What the exercise asks:
Lines below that include the word "this" should each be copied.

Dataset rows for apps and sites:
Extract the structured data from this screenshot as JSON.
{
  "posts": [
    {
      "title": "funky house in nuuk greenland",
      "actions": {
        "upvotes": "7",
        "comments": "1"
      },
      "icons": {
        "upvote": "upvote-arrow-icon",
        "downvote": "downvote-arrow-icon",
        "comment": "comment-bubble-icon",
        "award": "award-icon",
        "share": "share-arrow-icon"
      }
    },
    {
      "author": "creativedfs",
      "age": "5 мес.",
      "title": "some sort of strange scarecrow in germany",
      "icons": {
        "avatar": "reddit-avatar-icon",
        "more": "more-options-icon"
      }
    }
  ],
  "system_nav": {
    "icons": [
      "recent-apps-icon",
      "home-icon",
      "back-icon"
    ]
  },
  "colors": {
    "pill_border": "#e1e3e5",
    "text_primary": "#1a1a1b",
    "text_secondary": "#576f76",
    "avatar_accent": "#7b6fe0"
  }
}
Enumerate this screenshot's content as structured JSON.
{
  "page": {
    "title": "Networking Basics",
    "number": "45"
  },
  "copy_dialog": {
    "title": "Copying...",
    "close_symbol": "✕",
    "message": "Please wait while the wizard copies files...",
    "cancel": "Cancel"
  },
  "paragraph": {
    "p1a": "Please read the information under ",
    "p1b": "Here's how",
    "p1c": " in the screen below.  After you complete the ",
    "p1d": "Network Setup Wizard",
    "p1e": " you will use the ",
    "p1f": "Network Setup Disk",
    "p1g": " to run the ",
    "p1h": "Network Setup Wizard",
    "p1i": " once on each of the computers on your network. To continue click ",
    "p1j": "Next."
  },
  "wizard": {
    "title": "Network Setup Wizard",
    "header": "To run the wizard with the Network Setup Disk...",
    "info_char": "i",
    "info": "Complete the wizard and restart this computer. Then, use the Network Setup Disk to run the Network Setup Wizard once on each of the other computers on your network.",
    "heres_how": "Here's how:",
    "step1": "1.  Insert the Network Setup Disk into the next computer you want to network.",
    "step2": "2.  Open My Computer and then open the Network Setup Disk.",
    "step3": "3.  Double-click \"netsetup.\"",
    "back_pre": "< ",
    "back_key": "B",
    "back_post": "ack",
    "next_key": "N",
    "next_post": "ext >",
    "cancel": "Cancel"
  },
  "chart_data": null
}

Task solution:
Extract the structured data from this screenshot as JSON.
Enumerate this screenshot's content as structured JSON.
    "info": "Complete the wizard and restart this computer. Then, use the Network Setup Disk to run the Network Setup Wizard once on each of the other computers on your network.",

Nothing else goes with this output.